I’ve been part of some interesting conversations with fishermen and people that make their livelihood on the water, and they’re suffering as well. We have red tide problems because of other issues. And they kill off a lot of other wildlife in addition to manatees. So the manatees are trying to hang in there, and they’re– I look at them as kind of the canary in the coal mine for all of us, that when you have an animal that’s been around for this long and has hung in there through so many things and, like Pat was saying, has been able to rebound when we do the right thing, and when you look at what’s going on with them right now, it should be a huge wake-up call to everybody.
The good thing is that Florida loves its manatees. You won’t find a person that doesn’t like a manatee and isn’t so proud to have them as the animal here for Florida. And so I’m just really hopeful that people care. They really do care, and they’re listening, and they want to do what’s right for the manatee. And in turn, they’ll be doing what’s right for the state and what’s right for themselves and their families in living here.
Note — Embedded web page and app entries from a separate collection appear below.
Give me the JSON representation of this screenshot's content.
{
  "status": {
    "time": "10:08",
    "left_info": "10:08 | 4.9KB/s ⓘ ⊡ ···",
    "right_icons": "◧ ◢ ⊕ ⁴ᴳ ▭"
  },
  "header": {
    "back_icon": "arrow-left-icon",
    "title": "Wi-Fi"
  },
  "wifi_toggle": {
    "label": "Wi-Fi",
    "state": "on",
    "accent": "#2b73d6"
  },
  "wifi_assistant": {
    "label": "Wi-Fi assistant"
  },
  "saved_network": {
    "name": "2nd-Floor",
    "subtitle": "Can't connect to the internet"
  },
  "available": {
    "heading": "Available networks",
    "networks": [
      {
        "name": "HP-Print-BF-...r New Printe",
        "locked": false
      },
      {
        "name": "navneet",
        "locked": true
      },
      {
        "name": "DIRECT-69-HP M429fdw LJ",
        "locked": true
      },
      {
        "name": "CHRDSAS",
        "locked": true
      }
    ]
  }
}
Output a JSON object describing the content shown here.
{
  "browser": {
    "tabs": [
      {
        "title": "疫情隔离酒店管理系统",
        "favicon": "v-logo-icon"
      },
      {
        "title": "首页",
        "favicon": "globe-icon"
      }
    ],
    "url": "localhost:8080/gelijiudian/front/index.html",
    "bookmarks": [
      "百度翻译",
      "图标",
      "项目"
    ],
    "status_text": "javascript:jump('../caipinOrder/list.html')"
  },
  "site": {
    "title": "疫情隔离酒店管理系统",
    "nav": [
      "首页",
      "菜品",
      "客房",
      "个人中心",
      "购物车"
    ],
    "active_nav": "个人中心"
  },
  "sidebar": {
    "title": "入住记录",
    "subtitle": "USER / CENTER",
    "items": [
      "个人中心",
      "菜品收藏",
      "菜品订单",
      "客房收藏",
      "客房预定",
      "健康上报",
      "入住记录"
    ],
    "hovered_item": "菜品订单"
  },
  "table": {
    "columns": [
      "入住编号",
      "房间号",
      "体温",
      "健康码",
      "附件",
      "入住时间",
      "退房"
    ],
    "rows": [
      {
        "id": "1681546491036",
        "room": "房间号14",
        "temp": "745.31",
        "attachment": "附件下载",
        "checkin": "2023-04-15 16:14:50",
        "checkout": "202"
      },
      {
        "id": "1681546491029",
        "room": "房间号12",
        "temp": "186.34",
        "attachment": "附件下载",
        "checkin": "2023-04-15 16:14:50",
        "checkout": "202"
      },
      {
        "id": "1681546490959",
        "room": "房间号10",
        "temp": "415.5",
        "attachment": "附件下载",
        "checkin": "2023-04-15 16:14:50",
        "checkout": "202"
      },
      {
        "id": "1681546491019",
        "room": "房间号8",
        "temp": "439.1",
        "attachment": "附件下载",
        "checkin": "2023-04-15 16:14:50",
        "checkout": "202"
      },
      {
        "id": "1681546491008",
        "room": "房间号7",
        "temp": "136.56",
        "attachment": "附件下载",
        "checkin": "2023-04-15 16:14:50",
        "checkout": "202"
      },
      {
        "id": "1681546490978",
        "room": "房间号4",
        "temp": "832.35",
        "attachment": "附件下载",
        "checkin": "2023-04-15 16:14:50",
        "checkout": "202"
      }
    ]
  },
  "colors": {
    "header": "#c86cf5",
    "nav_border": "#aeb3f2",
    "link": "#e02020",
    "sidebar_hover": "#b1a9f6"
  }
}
MILES O’BRIEN: Well, hopefully, once again, people will rally to save the manatees and ultimately save the waters in which they live. That’s all the time we have for now. I’d like to thank my guests, Patrick Rose, executive director of the Save the Manatee Club in Maitland, Florida, and Cynthia Stringfield, senior vice president of animal health, conservation, and education at Zoo Tampa in Tampa, Florida. Thank you both.
CYNTHIA STRINGFIELD: Thank you
PATRICK ROSE: Thank you.